Leave it on the skin for up to 5 hours and rinse off with warm water.

6. Petroleum jelly

Petroleum jelly is a great way to prevent dye on your face and skin.

“All you have to do is just coat your hairline with petroleum jelly before dyeing,” suggests Nikki Goddard, a certified hair stylist and senior editor at The Right Hairstyles Magazine.

But if you forgot this precautionary measure, you can use petroleum jelly anyway. “All you have to do is start rubbing and massaging the jelly into your skin,” she adds. This method is very gentle for your skin, but be careful with your eyes because it can cause serious irritation to them.

7. Baking soda and dish soap

Mix equal parts baking soda with liquid dish soap.

“Apply it to the skin and massage/wipe with a makeup removal pad,” says dermatology specialist Dr. Adam Mamelak. “This is non-abrasive and will often lift the color out of the skin. Liquid laundry detergent rubbed in with warm water and wiped with a washcloth or makeup removal pad is another approach.”

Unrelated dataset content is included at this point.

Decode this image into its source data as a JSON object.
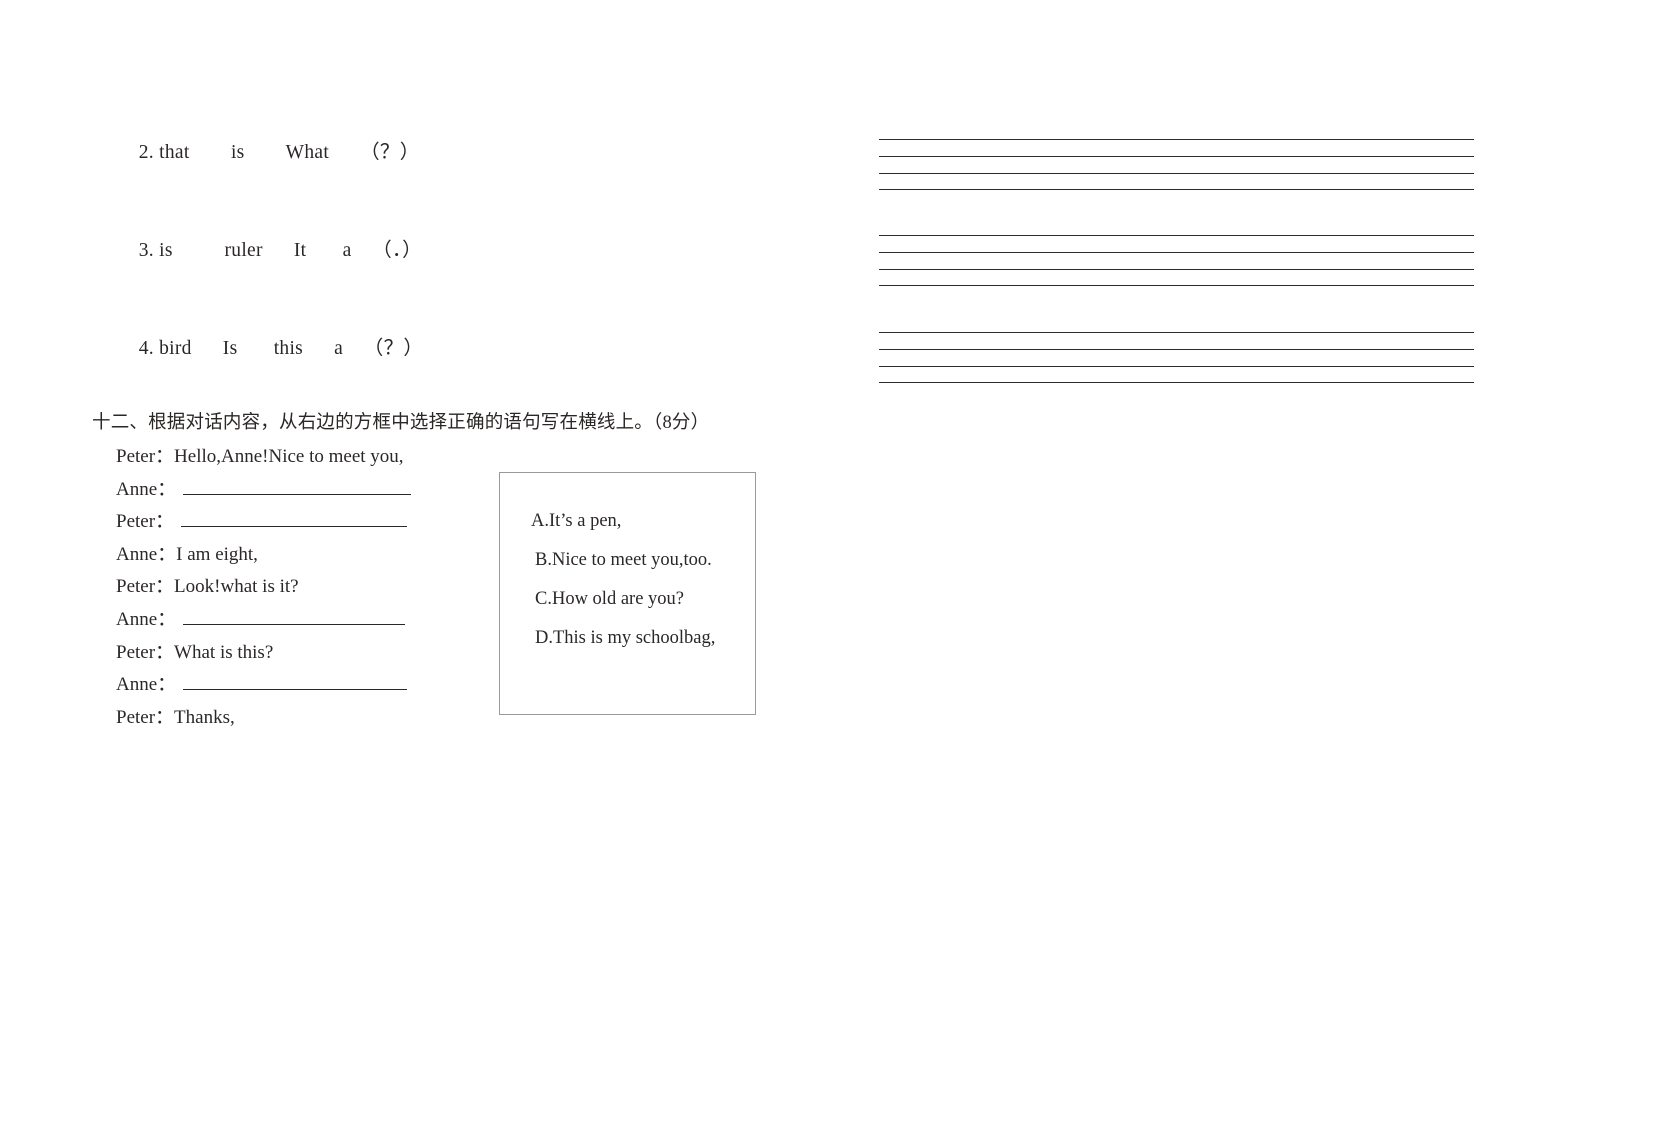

8. Toothpaste and toothbrush

Try this method if you've gotten hair dye on your hands.

Says Goddard, “All you have to do is gently rub the toothpaste into a dyed skin and then start scrubbing it with a toothbrush. Keep in mind that a new toothbrush should be used for this purpose, and you can replace it with a makeup remover pad.”

Be sure to not use whitening toothpaste because it contains additional chemical agents that will dry out your skin.

9. Nail polish remover

This is a good way to get the dye off of your hands. But if you use it on your face, be aware that nail polish remover is a major skin irritant. Try a small area with a cotton ball before proceeding to check for a reaction.

If you use this method you have to be quick. You shouldn't leave the product on your skin for more than a minute.

10 Liquid laundry detergent

Detergent can be some tough stuff so exercise cautiously. Look for a detergent that is specifically designed for lifting stains from fabrics. Also, steer clear of anything that has dyes and fragrances which will just cause more issues.

First apply a small amount of the detergent to your stained skin, using your fingers to rub it in and wait to see if you have a reaction. Then add warm water to the area in order to scrub it in. Do not over-scrub. Let the detergent soak into your skin for 30 minutes, then rinse.

11. Dish soap and baking soda

Mix equal parts liquid dish soap and baking soda. The soap will lift the stains from the skin, while the baking soda scrubs away the skin cells stained with dye revealing a new layer of skin underneath. (This can be a bit too harsh for sensitive skin.)

Apply the baking soda and detergent mixture to the dye-stained skin using a makeup remover pad, scrubbing the solution in a circular motion with gentle pressure. Finally, rinse with warm water.

12. Using gentle methods

Yes, this can take more time, but your goal is to deal as little damage to your skin as possible. “This is why you should try more aggressive methods only if petroleum jelly, makeup remover, or baby oil did not help,” says Goddard.

It's better to try another method or pause before using more aggressive methods. This will save your skin and will help you preserve its youth.

Adds Goddard, “Remember that you shouldn't make big efforts during the process of cleaning because your skin will not only get damaged chemically, but physically as well.”

13. Taking preventative measures

Use petroleum jelly, or a face or hand cream, to protect your skin from dye beforehand. Adds Goddard, “Washing them out with warm water is a much easier and much more pleasant procedure.”